Task details. Even where a line looks wrong, copy it exactly and include every entry.

(Provided data Opens)

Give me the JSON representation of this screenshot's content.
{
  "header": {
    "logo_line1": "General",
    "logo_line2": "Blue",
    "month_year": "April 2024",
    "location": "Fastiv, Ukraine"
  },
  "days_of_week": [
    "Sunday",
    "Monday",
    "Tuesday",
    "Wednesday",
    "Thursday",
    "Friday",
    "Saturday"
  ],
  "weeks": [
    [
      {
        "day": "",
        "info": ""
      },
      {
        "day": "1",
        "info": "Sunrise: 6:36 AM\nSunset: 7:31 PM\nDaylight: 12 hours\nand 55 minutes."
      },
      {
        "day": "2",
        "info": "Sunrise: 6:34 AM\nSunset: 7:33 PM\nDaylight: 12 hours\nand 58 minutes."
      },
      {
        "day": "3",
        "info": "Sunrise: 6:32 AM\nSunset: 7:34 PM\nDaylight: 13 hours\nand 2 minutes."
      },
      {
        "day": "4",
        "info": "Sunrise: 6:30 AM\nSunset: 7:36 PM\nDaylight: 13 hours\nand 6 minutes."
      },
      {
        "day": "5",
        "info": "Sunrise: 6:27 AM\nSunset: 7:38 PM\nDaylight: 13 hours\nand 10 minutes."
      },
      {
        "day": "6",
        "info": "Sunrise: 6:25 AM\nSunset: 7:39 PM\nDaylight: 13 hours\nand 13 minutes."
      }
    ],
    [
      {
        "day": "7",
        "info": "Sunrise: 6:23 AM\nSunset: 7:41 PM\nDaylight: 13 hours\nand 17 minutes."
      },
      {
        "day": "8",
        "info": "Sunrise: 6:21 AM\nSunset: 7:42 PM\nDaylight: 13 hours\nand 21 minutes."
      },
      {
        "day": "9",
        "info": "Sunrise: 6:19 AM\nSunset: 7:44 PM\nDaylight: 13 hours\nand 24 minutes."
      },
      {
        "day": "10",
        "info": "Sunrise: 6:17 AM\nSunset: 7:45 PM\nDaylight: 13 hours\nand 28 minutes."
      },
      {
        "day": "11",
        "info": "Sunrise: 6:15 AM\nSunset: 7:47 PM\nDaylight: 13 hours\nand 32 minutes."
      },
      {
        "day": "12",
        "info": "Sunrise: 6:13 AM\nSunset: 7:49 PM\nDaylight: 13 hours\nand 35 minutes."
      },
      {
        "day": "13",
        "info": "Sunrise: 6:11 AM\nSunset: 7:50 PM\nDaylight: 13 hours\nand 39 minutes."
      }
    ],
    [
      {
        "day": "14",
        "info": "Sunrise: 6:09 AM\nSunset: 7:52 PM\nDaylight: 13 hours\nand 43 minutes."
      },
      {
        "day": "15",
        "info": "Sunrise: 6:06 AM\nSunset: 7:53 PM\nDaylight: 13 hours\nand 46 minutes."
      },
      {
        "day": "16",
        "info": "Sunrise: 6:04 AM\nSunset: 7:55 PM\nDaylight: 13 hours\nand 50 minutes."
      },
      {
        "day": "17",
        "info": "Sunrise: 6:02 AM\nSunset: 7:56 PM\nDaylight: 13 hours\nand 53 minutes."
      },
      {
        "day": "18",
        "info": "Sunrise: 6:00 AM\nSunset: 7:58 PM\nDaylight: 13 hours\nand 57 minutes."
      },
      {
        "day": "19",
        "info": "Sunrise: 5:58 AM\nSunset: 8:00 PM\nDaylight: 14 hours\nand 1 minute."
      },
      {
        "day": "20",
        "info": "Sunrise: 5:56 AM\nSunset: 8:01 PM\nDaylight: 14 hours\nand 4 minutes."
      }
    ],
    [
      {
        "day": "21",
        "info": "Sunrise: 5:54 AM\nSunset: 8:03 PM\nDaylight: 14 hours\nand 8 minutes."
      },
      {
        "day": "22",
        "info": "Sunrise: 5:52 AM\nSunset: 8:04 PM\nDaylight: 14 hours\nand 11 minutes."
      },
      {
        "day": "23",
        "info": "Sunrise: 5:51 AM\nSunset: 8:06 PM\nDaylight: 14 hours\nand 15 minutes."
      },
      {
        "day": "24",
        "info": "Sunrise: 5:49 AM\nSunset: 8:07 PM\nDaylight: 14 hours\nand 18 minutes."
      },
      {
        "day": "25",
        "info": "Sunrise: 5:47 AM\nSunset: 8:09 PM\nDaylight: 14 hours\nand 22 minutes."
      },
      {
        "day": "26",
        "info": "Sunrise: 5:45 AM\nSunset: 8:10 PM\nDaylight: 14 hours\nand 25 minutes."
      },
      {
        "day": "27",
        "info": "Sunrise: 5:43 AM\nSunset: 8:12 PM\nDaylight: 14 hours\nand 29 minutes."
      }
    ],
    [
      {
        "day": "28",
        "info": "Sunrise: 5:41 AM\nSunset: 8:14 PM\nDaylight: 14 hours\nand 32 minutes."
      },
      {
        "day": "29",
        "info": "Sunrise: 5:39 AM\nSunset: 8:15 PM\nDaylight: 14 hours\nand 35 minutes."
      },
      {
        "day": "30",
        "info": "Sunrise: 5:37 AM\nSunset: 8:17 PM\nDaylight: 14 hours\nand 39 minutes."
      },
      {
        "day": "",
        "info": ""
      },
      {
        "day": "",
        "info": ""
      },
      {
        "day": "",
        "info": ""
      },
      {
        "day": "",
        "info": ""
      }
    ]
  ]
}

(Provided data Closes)

Result for this exercise.
Give me the JSON representation of this screenshot's content.
{
  "header": {
    "logo_line1": "General",
    "logo_line2": "Blue",
    "month_year": "April 2024",
    "location": "Fastiv, Ukraine"
  },
  "days_of_week": [
    "Sunday",
    "Monday",
    "Tuesday",
    "Wednesday",
    "Thursday",
    "Friday",
    "Saturday"
  ],
  "weeks": [
    [
      {
        "day": "",
        "info": ""
      },
      {
        "day": "1",
        "info": "Sunrise: 6:36 AM\nSunset: 7:31 PM\nDaylight: 12 hours\nand 55 minutes."
      },
      {
        "day": "2",
        "info": "Sunrise: 6:34 AM\nSunset: 7:33 PM\nDaylight: 12 hours\nand 58 minutes."
      },
      {
        "day": "3",
        "info": "Sunrise: 6:32 AM\nSunset: 7:34 PM\nDaylight: 13 hours\nand 2 minutes."
      },
      {
        "day": "4",
        "info": "Sunrise: 6:30 AM\nSunset: 7:36 PM\nDaylight: 13 hours\nand 6 minutes."
      },
      {
        "day": "5",
        "info": "Sunrise: 6:27 AM\nSunset: 7:38 PM\nDaylight: 13 hours\nand 10 minutes."
      },
      {
        "day": "6",
        "info": "Sunrise: 6:25 AM\nSunset: 7:39 PM\nDaylight: 13 hours\nand 13 minutes."
      }
    ],
    [
      {
        "day": "7",
        "info": "Sunrise: 6:23 AM\nSunset: 7:41 PM\nDaylight: 13 hours\nand 17 minutes."
      },
      {
        "day": "8",
        "info": "Sunrise: 6:21 AM\nSunset: 7:42 PM\nDaylight: 13 hours\nand 21 minutes."
      },
      {
        "day": "9",
        "info": "Sunrise: 6:19 AM\nSunset: 7:44 PM\nDaylight: 13 hours\nand 24 minutes."
      },
      {
        "day": "10",
        "info": "Sunrise: 6:17 AM\nSunset: 7:45 PM\nDaylight: 13 hours\nand 28 minutes."
      },
      {
        "day": "11",
        "info": "Sunrise: 6:15 AM\nSunset: 7:47 PM\nDaylight: 13 hours\nand 32 minutes."
      },
      {
        "day": "12",
        "info": "Sunrise: 6:13 AM\nSunset: 7:49 PM\nDaylight: 13 hours\nand 35 minutes."
      },
      {
        "day": "13",
        "info": "Sunrise: 6:11 AM\nSunset: 7:50 PM\nDaylight: 13 hours\nand 39 minutes."
      }
    ],
    [
      {
        "day": "14",
        "info": "Sunrise: 6:09 AM\nSunset: 7:52 PM\nDaylight: 13 hours\nand 43 minutes."
      },
      {
        "day": "15",
        "info": "Sunrise: 6:06 AM\nSunset: 7:53 PM\nDaylight: 13 hours\nand 46 minutes."
      },
      {
        "day": "16",
        "info": "Sunrise: 6:04 AM\nSunset: 7:55 PM\nDaylight: 13 hours\nand 50 minutes."
      },
      {
        "day": "17",
        "info": "Sunrise: 6:02 AM\nSunset: 7:56 PM\nDaylight: 13 hours\nand 53 minutes."
      },
      {
        "day": "18",
        "info": "Sunrise: 6:00 AM\nSunset: 7:58 PM\nDaylight: 13 hours\nand 57 minutes."
      },
      {
        "day": "19",
        "info": "Sunrise: 5:58 AM\nSunset: 8:00 PM\nDaylight: 14 hours\nand 1 minute."
      },
      {
        "day": "20",
        "info": "Sunrise: 5:56 AM\nSunset: 8:01 PM\nDaylight: 14 hours\nand 4 minutes."
      }
    ],
    [
      {
        "day": "21",
        "info": "Sunrise: 5:54 AM\nSunset: 8:03 PM\nDaylight: 14 hours\nand 8 minutes."
      },
      {
        "day": "22",
        "info": "Sunrise: 5:52 AM\nSunset: 8:04 PM\nDaylight: 14 hours\nand 11 minutes."
      },
      {
        "day": "23",
        "info": "Sunrise: 5:51 AM\nSunset: 8:06 PM\nDaylight: 14 hours\nand 15 minutes."
      },
      {
        "day": "24",
        "info": "Sunrise: 5:49 AM\nSunset: 8:07 PM\nDaylight: 14 hours\nand 18 minutes."
      },
      {
        "day": "25",
        "info": "Sunrise: 5:47 AM\nSunset: 8:09 PM\nDaylight: 14 hours\nand 22 minutes."
      },
      {
        "day": "26",
        "info": "Sunrise: 5:45 AM\nSunset: 8:10 PM\nDaylight: 14 hours\nand 25 minutes."
      },
      {
        "day": "27",
        "info": "Sunrise: 5:43 AM\nSunset: 8:12 PM\nDaylight: 14 hours\nand 29 minutes."
      }
    ],
    [
      {
        "day": "28",
        "info": "Sunrise: 5:41 AM\nSunset: 8:14 PM\nDaylight: 14 hours\nand 32 minutes."
      },
      {
        "day": "29",
        "info": "Sunrise: 5:39 AM\nSunset: 8:15 PM\nDaylight: 14 hours\nand 35 minutes."
      },
      {
        "day": "30",
        "info": "Sunrise: 5:37 AM\nSunset: 8:17 PM\nDaylight: 14 hours\nand 39 minutes."
      },
      {
        "day": "",
        "info": ""
      },
      {
        "day": "",
        "info": ""
      },
      {
        "day": "",
        "info": ""
      },
      {
        "day": "",
        "info": ""
      }
    ]
  ]
}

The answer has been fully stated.